■ WORK TO COMPLETE ■
Write out every line below with no difference at all.

Data items

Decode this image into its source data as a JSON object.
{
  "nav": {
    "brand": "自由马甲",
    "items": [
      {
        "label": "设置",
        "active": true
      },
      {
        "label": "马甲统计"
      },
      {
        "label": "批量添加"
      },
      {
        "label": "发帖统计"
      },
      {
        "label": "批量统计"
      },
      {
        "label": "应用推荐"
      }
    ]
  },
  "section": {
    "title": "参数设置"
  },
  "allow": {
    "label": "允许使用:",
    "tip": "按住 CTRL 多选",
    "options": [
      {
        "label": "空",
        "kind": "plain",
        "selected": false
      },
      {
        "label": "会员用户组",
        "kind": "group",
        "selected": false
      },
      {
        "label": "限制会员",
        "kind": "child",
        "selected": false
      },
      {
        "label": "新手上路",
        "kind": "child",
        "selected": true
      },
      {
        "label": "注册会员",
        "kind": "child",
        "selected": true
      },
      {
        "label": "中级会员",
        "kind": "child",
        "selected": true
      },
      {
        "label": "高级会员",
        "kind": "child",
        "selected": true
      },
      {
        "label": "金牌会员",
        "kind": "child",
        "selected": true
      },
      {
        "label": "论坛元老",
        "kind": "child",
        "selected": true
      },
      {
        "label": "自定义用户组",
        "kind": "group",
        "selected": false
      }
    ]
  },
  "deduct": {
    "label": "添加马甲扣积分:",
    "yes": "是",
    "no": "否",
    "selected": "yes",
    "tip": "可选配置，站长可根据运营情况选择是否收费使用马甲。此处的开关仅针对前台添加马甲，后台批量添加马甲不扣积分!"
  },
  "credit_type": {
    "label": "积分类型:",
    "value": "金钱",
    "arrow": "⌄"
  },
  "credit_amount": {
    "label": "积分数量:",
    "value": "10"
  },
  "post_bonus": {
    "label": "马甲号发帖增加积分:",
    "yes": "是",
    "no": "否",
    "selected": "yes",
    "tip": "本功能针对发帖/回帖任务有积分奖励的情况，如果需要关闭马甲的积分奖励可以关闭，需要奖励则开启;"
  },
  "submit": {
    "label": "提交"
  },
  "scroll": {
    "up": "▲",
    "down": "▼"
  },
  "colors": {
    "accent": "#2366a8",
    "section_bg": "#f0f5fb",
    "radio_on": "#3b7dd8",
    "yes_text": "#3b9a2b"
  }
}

■ RESULT OF THIS TASK ■
Decode this image into its source data as a JSON object.
{
  "nav": {
    "brand": "自由马甲",
    "items": [
      {
        "label": "设置",
        "active": true
      },
      {
        "label": "马甲统计"
      },
      {
        "label": "批量添加"
      },
      {
        "label": "发帖统计"
      },
      {
        "label": "批量统计"
      },
      {
        "label": "应用推荐"
      }
    ]
  },
  "section": {
    "title": "参数设置"
  },
  "allow": {
    "label": "允许使用:",
    "tip": "按住 CTRL 多选",
    "options": [
      {
        "label": "空",
        "kind": "plain",
        "selected": false
      },
      {
        "label": "会员用户组",
        "kind": "group",
        "selected": false
      },
      {
        "label": "限制会员",
        "kind": "child",
        "selected": false
      },
      {
        "label": "新手上路",
        "kind": "child",
        "selected": true
      },
      {
        "label": "注册会员",
        "kind": "child",
        "selected": true
      },
      {
        "label": "中级会员",
        "kind": "child",
        "selected": true
      },
      {
        "label": "高级会员",
        "kind": "child",
        "selected": true
      },
      {
        "label": "金牌会员",
        "kind": "child",
        "selected": true
      },
      {
        "label": "论坛元老",
        "kind": "child",
        "selected": true
      },
      {
        "label": "自定义用户组",
        "kind": "group",
        "selected": false
      }
    ]
  },
  "deduct": {
    "label": "添加马甲扣积分:",
    "yes": "是",
    "no": "否",
    "selected": "yes",
    "tip": "可选配置，站长可根据运营情况选择是否收费使用马甲。此处的开关仅针对前台添加马甲，后台批量添加马甲不扣积分!"
  },
  "credit_type": {
    "label": "积分类型:",
    "value": "金钱",
    "arrow": "⌄"
  },
  "credit_amount": {
    "label": "积分数量:",
    "value": "10"
  },
  "post_bonus": {
    "label": "马甲号发帖增加积分:",
    "yes": "是",
    "no": "否",
    "selected": "yes",
    "tip": "本功能针对发帖/回帖任务有积分奖励的情况，如果需要关闭马甲的积分奖励可以关闭，需要奖励则开启;"
  },
  "submit": {
    "label": "提交"
  },
  "scroll": {
    "up": "▲",
    "down": "▼"
  },
  "colors": {
    "accent": "#2366a8",
    "section_bg": "#f0f5fb",
    "radio_on": "#3b7dd8",
    "yes_text": "#3b9a2b"
  }
}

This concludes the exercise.